My mother-in-law was in  a wheelchair for about 12 years and the most important thing I can tell you is that clothing bunches up in the back and pant legs work up too.  I would say that if you are making a cape, the back should definitely be no longer than hip level, or the level of the seat, possibly a few inches shorter.  The front should be enlongated, skimming the seat at the sides and draping down over the legs in the front.. 

Another consideration would be if the person will be manually operating the wheelchair or if it is motorized.  If there is a lot of motion the arm/sleeve area would need to be engineered to keep the front of the cape from falling to the side and getting under the wheels.

Sorry I am not more help here.  I would probably start with a short cape patternn with princess seaming, adding length to the front, possibly using a wide grosgrain ribbon at the calf as a stay tape (like the waist stay in evening wear) to keep the cape in place.  The princess seam would allow for a place for the arms/hands to exit easily.


Good luck on your project and let us know how it worked out

deemail's picture

Just to let you know the (post #32391, reply #3 of 4)

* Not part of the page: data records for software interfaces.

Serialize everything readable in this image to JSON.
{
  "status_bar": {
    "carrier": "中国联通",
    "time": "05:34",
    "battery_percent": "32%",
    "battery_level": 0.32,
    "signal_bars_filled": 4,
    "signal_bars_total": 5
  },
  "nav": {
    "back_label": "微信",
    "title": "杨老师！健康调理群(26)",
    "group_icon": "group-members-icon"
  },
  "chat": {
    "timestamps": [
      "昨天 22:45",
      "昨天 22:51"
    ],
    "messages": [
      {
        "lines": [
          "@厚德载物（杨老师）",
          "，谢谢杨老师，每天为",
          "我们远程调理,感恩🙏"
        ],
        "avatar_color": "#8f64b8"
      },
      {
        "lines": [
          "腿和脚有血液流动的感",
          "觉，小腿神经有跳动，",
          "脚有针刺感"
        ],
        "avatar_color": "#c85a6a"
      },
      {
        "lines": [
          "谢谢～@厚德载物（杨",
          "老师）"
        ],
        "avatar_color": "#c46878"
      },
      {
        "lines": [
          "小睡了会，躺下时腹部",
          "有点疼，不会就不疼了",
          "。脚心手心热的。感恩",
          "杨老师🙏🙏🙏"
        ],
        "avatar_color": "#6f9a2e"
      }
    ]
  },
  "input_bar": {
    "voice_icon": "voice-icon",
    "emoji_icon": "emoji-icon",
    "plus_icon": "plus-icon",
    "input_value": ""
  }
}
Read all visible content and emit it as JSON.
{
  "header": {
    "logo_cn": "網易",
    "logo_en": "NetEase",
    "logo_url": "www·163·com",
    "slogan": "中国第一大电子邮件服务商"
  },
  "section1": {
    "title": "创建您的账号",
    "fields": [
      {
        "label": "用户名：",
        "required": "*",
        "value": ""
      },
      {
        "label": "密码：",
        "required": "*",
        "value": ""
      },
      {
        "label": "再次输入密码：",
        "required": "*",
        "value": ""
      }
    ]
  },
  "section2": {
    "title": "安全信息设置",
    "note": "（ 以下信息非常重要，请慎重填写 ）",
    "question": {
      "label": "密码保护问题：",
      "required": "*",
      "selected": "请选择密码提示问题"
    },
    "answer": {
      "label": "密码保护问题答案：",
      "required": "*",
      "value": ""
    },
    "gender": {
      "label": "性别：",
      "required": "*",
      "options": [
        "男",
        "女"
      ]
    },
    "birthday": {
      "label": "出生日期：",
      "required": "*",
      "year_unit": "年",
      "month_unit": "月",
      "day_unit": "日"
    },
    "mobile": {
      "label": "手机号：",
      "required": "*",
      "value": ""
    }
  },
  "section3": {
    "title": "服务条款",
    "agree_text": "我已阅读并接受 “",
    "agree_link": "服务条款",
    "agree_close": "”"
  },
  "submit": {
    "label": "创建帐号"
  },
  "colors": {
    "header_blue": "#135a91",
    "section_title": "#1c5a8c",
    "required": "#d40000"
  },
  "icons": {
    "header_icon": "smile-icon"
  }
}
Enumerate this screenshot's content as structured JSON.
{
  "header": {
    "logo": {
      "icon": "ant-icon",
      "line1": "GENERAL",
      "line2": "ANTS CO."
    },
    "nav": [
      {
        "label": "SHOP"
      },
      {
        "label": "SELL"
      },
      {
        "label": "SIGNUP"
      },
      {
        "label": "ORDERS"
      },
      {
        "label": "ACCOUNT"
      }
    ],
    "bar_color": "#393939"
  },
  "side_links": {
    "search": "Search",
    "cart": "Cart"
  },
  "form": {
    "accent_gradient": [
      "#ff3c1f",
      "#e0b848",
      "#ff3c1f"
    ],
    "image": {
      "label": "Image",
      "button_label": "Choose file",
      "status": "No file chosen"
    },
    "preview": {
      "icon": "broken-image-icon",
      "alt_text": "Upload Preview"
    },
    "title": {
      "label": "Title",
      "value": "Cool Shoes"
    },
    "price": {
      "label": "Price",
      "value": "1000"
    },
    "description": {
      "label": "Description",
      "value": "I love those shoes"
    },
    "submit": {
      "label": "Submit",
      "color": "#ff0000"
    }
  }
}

Just to let you know the replies you have received were almost exactly what I did for a young child in a wheelchair.  I made a circle for the cape but offset the neckhole toward the back to make the back shorter and the front longer.  Then i folded the cape at the new shoulder line (back of the neck hole) and placed ribbon ties on both front and back where the wrists would come thru, serving to keep the cape in place and not tangle her hands in the folds.  The outside had one large pocket, big enough for a doll or a book.  The inside of the pocket had a 30" ribbon folded in half and sewn into the seam to tie onto whichever toy she was bringing, avoiding dropping and picking up, etc.  I made the cape from fleece, warm but easy to launder, and could fold up and be tucked into the pocket for ease of storage when not in use during an outing.   I always make sure all her toys, utility bags and clothing have plenty of ties on them to facilitate slipping onto handles or bars, if wanted.  I finished the neck with T-shirt ribbing and made a matching hat from the fleece.  I thought a hood would be nice but her mother told me hoods just bunched up behind her when not in use...good luck.

lou19's picture

I have a book on clothes for (post #32391, reply #4 of 4)

I have a book on clothes for disabled people. Very useful. Included wheelchair users.

"fashion for disabled people" by Nellie Thornton, Batsford books 1990. Might be on amazon.